Give only the number of lines below that contain the word "JSON".

TASK INPUT>
☆ ☆ ☆ ☆ ☆ ☆ ☆

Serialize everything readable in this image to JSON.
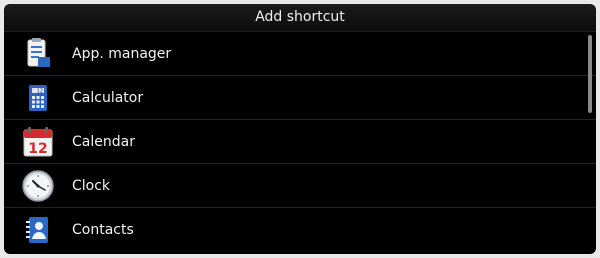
{
  "dialog": {
    "title": "Add shortcut"
  },
  "items": [
    {
      "label": "App. manager",
      "icon": "app-manager-icon"
    },
    {
      "label": "Calculator",
      "icon": "calculator-icon"
    },
    {
      "label": "Calendar",
      "icon": "calendar-icon",
      "icon_text": "12"
    },
    {
      "label": "Clock",
      "icon": "clock-icon"
    },
    {
      "label": "Contacts",
      "icon": "contacts-icon"
    }
  ],
  "colors": {
    "background": "#000000",
    "divider": "#1e2329",
    "text": "#f2f2f2"
  }
}
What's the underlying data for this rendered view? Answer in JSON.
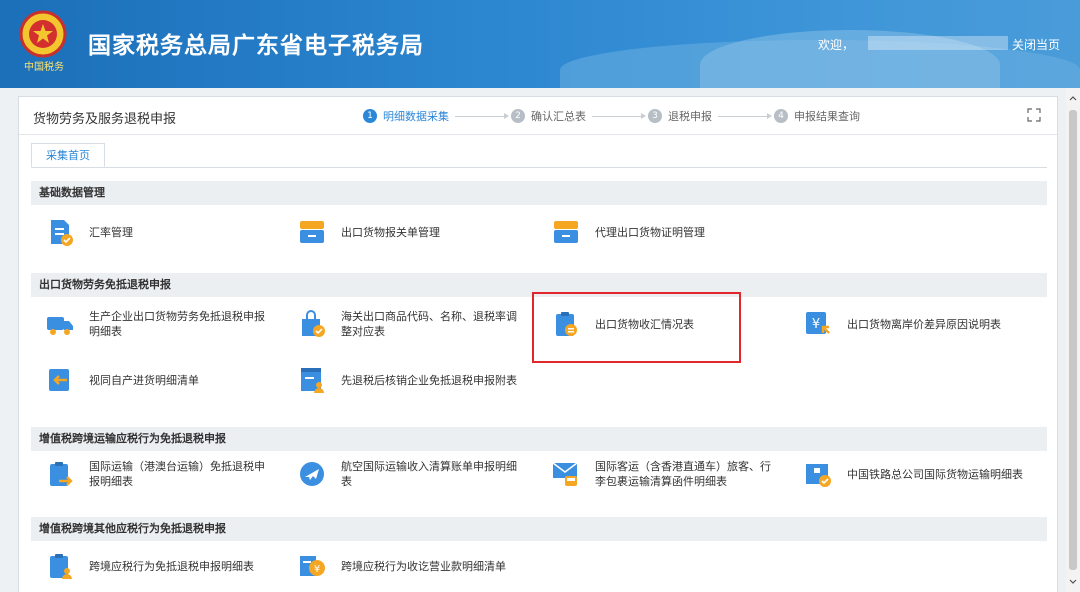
{
  "header": {
    "motto": "中国税务",
    "site_title": "国家税务总局广东省电子税务局",
    "welcome": "欢迎，",
    "close_label": "关闭当页"
  },
  "panel": {
    "title": "货物劳务及服务退税申报",
    "steps": [
      {
        "num": "1",
        "label": "明细数据采集"
      },
      {
        "num": "2",
        "label": "确认汇总表"
      },
      {
        "num": "3",
        "label": "退税申报"
      },
      {
        "num": "4",
        "label": "申报结果查询"
      }
    ],
    "tab": "采集首页"
  },
  "sections": [
    {
      "title": "基础数据管理",
      "items": [
        "汇率管理",
        "出口货物报关单管理",
        "代理出口货物证明管理"
      ]
    },
    {
      "title": "出口货物劳务免抵退税申报",
      "items": [
        "生产企业出口货物劳务免抵退税申报明细表",
        "海关出口商品代码、名称、退税率调整对应表",
        "出口货物收汇情况表",
        "出口货物离岸价差异原因说明表",
        "视同自产进货明细清单",
        "先退税后核销企业免抵退税申报附表"
      ]
    },
    {
      "title": "增值税跨境运输应税行为免抵退税申报",
      "items": [
        "国际运输（港澳台运输）免抵退税申报明细表",
        "航空国际运输收入清算账单申报明细表",
        "国际客运（含香港直通车）旅客、行李包裹运输清算函件明细表",
        "中国铁路总公司国际货物运输明细表"
      ]
    },
    {
      "title": "增值税跨境其他应税行为免抵退税申报",
      "items": [
        "跨境应税行为免抵退税申报明细表",
        "跨境应税行为收讫营业款明细清单"
      ]
    }
  ],
  "colors": {
    "accent": "#2b87d8",
    "icon_blue": "#3a8fe0",
    "icon_orange": "#f5a623",
    "highlight": "#e0272b"
  }
}
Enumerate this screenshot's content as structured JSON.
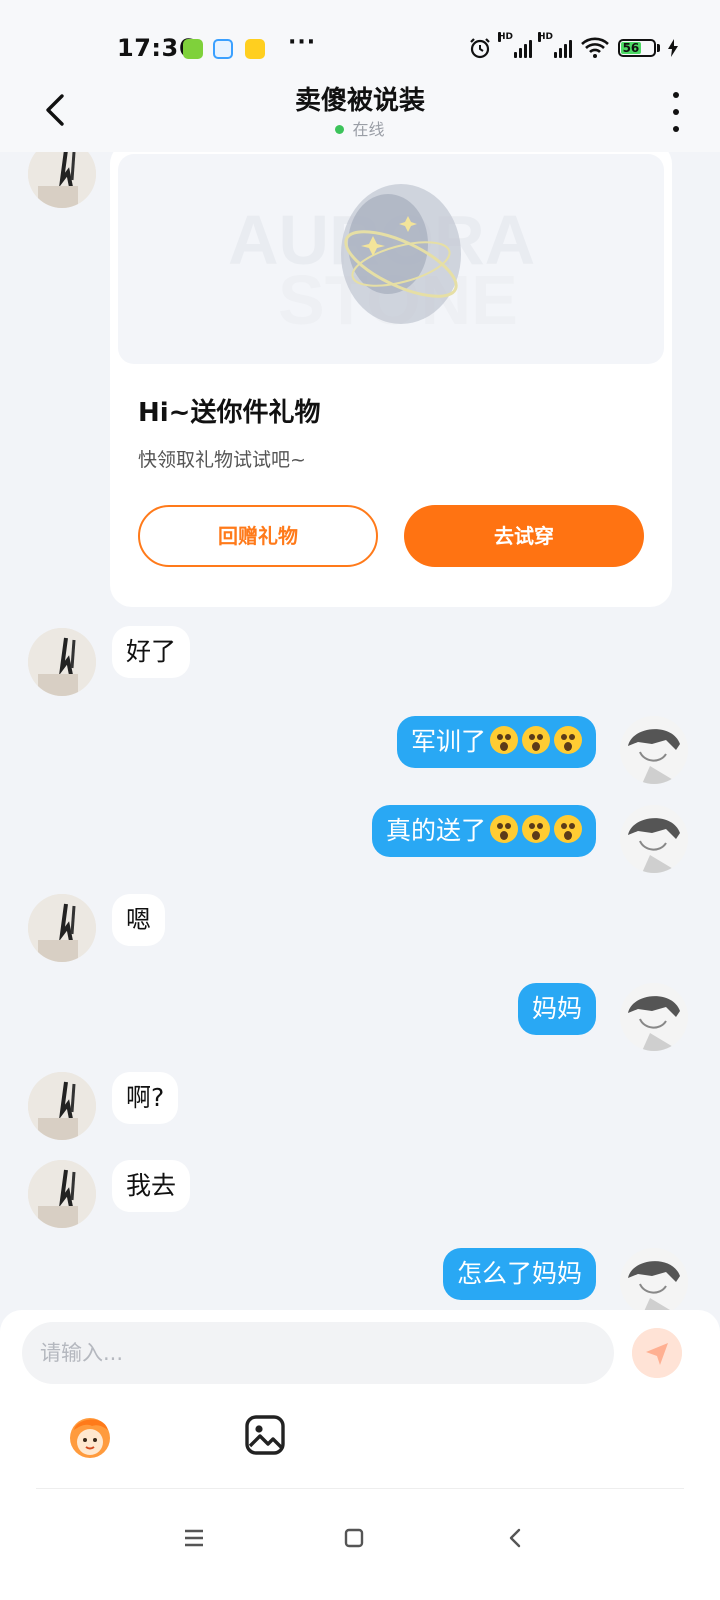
{
  "status_bar": {
    "time": "17:36",
    "signal1_label": "HD",
    "signal2_label": "HD",
    "battery_level": "56",
    "more_label": "···"
  },
  "header": {
    "title": "卖傻被说装",
    "status": "在线"
  },
  "gift_card": {
    "title": "Hi~送你件礼物",
    "subtitle": "快领取礼物试试吧~",
    "return_button": "回赠礼物",
    "try_button": "去试穿"
  },
  "messages": [
    {
      "from": "her",
      "text": "好了"
    },
    {
      "from": "me",
      "text": "军训了",
      "emoji_count": 3
    },
    {
      "from": "me",
      "text": "真的送了",
      "emoji_count": 3
    },
    {
      "from": "her",
      "text": "嗯"
    },
    {
      "from": "me",
      "text": "妈妈"
    },
    {
      "from": "her",
      "text": "啊?"
    },
    {
      "from": "her",
      "text": "我去"
    },
    {
      "from": "me",
      "text": "怎么了妈妈"
    }
  ],
  "input": {
    "placeholder": "请输入..."
  },
  "colors": {
    "accent_orange": "#ff7312",
    "bubble_blue": "#29a8f4",
    "online_green": "#3cc35a"
  }
}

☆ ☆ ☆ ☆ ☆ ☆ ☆

ANSWER TO THE PROBLEM>
3